Additionally, he pointed to the need for Belgian research into where people get infected, as the situation can differ from the one in the US or even the Netherlands. “We would also like to enter into a dialogue to see whether, with the new knowledge, other measures, such as extra ventilation, should be introduced,” De Caluwe said.

Virologist and interfederal Covid-19 spokesperson Steven Van Gucht told VRT that Stanford’s research “confirms what our common sense has been saying for a long time.”

Biostatistician Geert Molenberghs agrees that there will be some local and regional differences between countries, but also stated that this is “not the first study to point in the direction of the hospitality sector,” reports Het Nieuwsblad.

When the sector will be able to reopen is not clear yet, but Molenberghs said that the measures should be reassessed before that happens. “Keeping even more distance between tables seems to be an option to me,” he suggested.

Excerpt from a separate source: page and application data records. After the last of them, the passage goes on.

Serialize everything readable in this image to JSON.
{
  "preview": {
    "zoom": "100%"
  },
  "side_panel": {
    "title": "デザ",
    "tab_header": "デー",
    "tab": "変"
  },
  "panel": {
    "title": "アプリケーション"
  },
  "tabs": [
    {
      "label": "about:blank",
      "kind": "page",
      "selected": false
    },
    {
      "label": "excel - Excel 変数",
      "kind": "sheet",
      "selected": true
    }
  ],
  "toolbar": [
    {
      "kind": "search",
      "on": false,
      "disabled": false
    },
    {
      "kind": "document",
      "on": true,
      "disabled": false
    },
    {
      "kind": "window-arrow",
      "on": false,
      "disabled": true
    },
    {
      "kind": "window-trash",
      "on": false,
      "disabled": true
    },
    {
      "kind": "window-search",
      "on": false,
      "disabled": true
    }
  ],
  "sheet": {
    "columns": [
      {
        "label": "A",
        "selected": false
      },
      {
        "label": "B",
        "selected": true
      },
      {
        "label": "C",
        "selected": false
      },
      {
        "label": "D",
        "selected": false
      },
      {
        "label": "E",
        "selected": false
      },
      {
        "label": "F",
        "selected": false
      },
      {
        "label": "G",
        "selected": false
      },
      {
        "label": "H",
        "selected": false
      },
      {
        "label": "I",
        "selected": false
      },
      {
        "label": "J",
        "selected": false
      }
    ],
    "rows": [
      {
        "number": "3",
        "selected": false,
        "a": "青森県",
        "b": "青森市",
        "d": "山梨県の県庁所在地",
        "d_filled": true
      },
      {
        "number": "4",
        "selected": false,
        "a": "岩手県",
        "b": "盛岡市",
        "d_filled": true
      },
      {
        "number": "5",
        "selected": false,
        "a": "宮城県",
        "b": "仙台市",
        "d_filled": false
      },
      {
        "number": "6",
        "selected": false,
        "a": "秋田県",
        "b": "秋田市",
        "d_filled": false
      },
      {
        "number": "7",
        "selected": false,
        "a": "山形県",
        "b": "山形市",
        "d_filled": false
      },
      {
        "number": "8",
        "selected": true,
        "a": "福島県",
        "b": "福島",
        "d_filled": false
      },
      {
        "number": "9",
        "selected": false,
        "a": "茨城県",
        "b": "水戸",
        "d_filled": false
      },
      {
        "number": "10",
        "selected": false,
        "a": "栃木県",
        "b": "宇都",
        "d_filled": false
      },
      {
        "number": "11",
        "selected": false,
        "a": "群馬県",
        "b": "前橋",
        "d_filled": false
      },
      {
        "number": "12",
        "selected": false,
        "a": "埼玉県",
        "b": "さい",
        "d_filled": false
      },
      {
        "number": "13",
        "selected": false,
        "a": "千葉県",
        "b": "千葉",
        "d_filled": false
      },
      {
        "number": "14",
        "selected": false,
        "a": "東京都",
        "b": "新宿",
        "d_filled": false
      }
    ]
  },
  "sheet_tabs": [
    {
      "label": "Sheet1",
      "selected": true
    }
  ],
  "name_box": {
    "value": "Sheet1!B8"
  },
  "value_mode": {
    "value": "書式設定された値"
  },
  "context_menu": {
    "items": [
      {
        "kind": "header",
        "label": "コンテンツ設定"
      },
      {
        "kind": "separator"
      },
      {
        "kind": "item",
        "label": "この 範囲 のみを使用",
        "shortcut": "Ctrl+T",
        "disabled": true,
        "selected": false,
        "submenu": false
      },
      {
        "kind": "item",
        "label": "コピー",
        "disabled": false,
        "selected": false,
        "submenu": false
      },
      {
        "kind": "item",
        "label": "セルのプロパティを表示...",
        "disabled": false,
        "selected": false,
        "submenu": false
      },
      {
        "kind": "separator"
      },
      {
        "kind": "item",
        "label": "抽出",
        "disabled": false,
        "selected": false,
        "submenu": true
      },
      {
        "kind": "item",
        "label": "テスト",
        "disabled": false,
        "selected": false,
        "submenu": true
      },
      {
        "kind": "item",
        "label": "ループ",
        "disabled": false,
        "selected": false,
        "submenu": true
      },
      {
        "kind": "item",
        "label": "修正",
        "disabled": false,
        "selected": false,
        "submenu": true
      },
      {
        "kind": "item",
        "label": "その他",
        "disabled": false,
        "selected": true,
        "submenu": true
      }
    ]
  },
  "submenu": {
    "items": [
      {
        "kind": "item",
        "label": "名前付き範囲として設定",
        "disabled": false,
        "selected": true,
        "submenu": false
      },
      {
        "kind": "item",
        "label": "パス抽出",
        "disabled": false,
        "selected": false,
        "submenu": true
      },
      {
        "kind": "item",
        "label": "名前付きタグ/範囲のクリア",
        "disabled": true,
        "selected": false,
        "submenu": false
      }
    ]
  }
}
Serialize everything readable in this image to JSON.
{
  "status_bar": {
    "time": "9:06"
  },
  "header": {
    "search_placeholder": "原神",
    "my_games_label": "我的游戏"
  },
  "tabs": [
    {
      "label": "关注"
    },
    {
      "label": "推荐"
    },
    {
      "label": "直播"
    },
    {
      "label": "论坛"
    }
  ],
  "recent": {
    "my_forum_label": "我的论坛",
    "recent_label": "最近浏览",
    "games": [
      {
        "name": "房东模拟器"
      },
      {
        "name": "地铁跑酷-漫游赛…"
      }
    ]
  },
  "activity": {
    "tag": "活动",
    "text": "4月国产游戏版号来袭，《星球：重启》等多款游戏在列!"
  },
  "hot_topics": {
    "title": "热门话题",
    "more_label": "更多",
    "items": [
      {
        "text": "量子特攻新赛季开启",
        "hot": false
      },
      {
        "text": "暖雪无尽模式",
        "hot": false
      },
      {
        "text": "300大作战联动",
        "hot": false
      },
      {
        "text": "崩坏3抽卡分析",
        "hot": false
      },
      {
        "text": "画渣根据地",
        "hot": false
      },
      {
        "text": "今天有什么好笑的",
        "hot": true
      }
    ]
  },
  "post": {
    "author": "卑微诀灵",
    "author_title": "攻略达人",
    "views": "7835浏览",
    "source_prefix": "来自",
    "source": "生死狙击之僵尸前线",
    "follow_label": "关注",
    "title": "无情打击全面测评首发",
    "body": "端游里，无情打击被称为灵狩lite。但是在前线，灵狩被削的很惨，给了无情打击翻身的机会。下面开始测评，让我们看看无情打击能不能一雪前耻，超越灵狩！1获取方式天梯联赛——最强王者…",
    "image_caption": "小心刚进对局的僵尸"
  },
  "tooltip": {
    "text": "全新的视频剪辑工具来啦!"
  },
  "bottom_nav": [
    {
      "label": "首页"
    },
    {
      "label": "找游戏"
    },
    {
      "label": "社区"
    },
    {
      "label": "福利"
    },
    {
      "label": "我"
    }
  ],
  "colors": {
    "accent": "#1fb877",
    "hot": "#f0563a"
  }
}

According to Van Gucht, extra attention should also be paid to the ventilation of the room. “And even more checks should be carried out,” he said. “In some establishments, I felt really safe, in other places I saw how the rules were barely followed.”

Maïthé Chini
The Brussels Times